AIM OF THE EXERCISE – Which lines below mention "Receiving"? Pick each one out.

•••••

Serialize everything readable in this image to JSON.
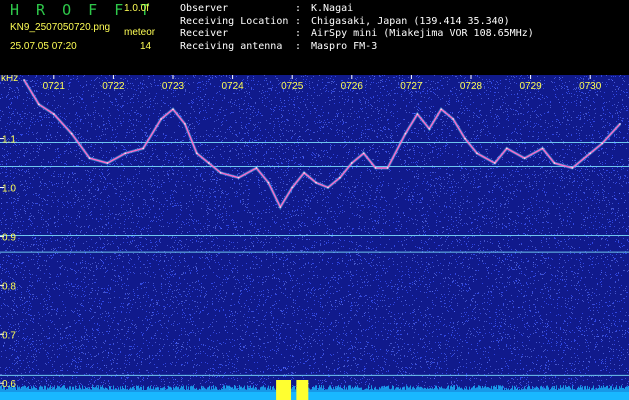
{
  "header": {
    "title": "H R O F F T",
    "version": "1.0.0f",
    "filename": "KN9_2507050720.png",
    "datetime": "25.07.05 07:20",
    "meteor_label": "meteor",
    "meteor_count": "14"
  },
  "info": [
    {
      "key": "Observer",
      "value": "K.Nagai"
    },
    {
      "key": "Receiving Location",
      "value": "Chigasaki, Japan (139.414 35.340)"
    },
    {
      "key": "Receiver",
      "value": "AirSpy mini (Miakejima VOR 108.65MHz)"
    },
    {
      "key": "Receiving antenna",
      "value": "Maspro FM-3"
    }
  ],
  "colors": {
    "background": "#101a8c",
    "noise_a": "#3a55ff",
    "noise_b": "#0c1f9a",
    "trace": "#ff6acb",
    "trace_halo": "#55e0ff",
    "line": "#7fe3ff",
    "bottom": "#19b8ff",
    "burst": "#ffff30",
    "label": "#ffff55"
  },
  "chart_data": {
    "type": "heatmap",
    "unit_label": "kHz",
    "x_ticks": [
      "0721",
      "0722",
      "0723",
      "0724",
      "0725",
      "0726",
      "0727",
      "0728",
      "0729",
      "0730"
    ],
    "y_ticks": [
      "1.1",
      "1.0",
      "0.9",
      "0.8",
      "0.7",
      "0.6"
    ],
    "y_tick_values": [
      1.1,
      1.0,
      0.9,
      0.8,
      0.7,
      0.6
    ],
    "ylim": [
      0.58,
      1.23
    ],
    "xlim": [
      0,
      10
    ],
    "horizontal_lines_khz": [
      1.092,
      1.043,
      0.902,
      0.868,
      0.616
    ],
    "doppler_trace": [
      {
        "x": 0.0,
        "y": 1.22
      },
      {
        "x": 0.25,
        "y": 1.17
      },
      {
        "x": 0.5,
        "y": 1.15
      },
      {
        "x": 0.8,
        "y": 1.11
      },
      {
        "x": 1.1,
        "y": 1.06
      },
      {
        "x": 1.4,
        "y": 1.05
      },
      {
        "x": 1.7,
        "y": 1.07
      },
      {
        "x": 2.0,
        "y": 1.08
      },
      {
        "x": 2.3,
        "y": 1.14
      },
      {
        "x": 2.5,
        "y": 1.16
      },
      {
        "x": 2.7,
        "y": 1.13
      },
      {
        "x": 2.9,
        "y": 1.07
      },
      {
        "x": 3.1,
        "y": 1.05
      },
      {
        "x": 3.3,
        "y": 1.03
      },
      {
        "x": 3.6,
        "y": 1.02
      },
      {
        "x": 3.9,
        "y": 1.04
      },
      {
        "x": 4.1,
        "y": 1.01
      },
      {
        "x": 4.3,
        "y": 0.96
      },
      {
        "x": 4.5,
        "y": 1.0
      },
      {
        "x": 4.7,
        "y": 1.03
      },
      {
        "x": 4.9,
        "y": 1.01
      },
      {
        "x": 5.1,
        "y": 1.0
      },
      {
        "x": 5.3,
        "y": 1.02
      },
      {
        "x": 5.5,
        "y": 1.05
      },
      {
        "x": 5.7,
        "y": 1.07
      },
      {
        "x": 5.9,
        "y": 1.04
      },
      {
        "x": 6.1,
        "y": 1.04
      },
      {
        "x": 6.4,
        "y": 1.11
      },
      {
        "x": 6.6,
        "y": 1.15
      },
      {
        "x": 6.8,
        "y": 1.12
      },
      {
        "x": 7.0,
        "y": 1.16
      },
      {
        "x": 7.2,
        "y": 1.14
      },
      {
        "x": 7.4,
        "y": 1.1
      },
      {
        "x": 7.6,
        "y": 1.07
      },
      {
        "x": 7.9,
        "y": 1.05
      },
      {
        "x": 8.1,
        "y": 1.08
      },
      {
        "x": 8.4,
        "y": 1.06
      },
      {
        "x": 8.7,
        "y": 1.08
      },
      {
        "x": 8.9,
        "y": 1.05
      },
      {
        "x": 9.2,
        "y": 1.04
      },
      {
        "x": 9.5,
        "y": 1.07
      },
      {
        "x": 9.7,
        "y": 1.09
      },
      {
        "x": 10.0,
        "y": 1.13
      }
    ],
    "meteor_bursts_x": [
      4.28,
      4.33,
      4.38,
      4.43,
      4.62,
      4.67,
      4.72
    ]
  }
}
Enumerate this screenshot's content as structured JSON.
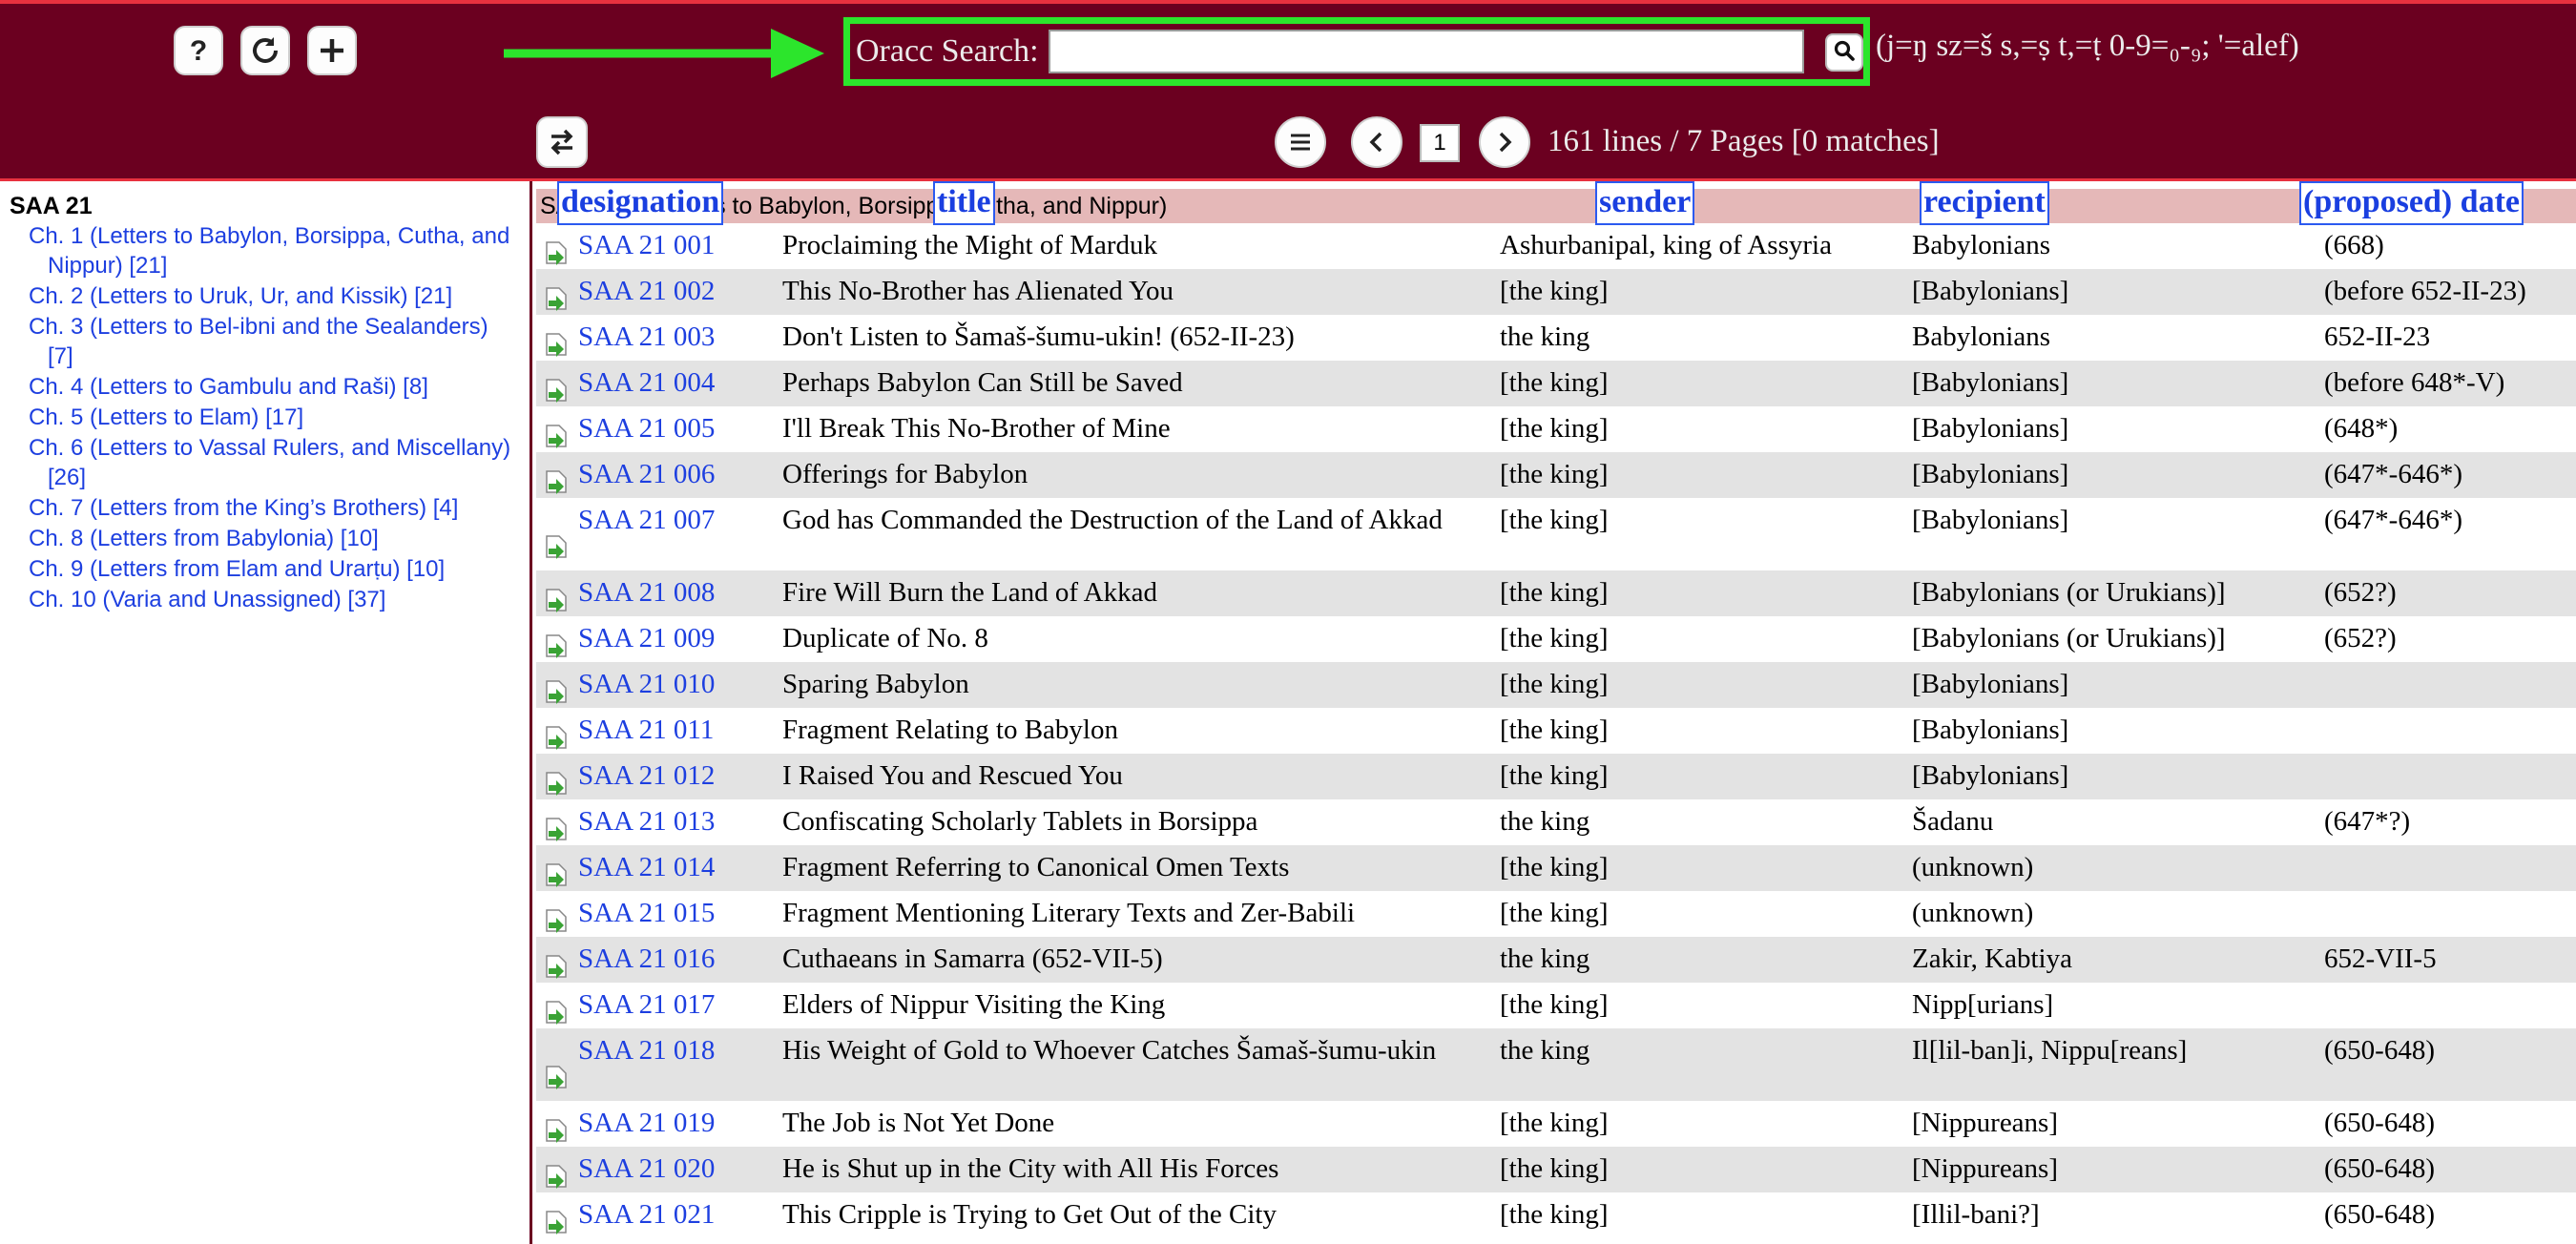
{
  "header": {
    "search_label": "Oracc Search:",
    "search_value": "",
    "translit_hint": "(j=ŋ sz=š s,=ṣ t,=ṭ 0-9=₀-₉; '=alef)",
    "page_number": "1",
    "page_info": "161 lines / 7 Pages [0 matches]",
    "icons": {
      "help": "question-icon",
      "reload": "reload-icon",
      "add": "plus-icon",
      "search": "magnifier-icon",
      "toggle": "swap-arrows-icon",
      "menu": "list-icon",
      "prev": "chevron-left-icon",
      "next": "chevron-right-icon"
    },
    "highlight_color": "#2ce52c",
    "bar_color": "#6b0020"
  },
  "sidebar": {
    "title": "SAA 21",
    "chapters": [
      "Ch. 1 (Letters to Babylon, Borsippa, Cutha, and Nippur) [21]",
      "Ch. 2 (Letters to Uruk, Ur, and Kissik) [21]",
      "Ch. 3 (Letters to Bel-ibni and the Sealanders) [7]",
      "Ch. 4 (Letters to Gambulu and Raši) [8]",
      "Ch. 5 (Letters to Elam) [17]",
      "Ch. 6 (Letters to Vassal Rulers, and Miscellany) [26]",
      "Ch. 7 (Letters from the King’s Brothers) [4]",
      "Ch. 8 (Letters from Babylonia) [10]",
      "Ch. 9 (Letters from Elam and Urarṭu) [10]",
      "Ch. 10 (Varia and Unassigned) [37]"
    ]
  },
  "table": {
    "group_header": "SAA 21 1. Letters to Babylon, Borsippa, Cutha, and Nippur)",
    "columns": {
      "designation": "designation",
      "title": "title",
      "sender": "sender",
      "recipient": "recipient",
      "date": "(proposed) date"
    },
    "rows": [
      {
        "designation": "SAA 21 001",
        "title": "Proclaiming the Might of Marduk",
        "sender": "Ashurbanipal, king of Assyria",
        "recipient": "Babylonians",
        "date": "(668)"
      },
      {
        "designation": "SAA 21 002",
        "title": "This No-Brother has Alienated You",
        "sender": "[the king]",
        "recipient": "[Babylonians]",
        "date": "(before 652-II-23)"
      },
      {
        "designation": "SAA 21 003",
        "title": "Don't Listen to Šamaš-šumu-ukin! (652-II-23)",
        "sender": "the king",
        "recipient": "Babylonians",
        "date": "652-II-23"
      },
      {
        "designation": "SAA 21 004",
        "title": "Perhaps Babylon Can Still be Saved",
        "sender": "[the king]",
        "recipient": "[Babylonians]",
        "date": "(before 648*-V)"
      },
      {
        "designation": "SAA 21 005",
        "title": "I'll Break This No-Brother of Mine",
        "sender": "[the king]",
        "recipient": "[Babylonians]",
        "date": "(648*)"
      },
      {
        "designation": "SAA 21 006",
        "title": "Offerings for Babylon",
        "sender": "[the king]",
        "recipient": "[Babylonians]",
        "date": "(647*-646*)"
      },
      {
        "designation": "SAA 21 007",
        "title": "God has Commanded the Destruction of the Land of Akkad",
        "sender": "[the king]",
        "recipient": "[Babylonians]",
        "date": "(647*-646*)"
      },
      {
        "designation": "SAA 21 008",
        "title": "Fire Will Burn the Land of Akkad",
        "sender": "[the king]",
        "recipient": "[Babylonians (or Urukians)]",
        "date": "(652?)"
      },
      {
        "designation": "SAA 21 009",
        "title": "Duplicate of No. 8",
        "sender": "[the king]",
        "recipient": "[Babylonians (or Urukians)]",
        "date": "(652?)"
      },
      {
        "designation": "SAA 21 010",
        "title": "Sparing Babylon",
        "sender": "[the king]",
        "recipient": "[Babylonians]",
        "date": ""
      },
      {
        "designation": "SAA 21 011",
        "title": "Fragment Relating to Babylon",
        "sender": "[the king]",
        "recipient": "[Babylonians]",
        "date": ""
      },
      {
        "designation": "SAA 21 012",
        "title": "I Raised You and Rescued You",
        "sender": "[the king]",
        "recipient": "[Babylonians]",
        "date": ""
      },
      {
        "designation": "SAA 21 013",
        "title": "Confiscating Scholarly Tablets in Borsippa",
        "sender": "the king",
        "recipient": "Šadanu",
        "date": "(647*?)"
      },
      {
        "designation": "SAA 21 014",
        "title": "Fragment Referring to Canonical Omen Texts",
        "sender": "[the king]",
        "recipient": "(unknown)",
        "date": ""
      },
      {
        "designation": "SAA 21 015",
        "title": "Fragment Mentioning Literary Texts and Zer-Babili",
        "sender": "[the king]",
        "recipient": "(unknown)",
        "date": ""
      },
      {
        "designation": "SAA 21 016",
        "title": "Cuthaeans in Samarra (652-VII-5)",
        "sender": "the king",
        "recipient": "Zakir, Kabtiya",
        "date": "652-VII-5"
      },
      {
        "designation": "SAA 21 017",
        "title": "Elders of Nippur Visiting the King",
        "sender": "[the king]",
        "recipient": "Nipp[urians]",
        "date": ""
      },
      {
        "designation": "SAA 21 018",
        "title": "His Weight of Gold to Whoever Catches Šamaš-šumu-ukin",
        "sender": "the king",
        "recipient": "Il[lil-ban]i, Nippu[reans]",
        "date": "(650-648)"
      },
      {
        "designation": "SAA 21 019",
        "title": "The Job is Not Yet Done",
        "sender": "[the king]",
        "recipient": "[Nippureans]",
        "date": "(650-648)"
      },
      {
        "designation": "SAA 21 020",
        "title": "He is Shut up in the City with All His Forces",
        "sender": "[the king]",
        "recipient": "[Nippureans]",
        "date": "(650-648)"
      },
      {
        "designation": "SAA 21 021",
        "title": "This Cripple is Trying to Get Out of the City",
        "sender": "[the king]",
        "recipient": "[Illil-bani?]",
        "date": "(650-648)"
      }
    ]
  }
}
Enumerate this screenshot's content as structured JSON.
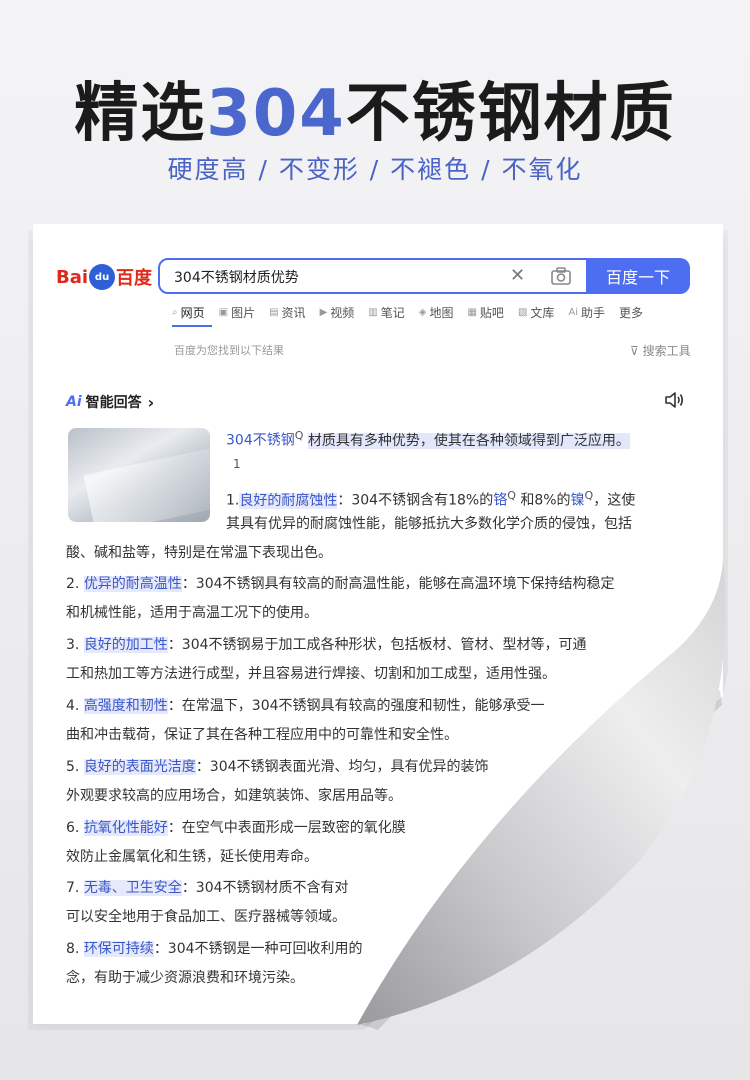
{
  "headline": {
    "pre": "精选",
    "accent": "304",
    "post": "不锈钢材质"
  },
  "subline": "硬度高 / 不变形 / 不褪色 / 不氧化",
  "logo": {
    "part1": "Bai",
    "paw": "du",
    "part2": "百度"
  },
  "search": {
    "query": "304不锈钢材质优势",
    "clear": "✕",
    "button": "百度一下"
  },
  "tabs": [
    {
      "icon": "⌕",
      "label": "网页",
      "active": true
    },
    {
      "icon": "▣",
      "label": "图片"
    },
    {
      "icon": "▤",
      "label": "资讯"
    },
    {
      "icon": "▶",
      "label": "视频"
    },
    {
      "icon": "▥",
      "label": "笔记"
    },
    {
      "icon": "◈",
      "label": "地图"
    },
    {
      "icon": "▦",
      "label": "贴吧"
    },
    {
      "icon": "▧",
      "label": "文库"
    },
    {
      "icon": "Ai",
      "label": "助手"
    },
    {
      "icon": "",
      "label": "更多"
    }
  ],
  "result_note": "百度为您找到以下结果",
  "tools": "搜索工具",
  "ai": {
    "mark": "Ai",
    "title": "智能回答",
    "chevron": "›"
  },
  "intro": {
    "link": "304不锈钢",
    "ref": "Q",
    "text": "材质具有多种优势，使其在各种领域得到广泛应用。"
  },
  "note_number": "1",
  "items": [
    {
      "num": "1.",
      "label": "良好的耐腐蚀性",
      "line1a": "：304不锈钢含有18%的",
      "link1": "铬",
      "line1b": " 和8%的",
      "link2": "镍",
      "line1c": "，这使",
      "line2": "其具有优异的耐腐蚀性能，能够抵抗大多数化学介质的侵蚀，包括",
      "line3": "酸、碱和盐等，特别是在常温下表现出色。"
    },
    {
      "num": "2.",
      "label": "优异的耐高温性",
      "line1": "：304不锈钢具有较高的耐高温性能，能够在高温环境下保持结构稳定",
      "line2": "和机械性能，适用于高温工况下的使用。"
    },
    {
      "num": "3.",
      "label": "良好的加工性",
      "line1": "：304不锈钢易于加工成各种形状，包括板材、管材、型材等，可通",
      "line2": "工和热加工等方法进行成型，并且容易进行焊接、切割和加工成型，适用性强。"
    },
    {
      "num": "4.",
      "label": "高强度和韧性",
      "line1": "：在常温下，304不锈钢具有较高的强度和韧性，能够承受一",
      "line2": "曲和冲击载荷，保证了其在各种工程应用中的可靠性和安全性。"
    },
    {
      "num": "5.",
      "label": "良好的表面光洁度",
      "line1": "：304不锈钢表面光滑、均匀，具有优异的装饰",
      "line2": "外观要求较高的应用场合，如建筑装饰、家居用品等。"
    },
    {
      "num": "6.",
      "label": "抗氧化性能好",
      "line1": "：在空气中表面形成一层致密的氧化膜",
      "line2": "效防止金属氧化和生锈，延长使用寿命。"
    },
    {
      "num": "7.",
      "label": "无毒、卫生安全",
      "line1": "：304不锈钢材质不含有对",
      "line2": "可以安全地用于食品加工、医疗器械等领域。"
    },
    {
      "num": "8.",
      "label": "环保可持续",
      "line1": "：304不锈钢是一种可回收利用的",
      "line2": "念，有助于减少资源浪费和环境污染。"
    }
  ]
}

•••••

ANSWER TO THIS PROBLEM –
      "key": "Receiving Location",
      "key": "Receiving antenna",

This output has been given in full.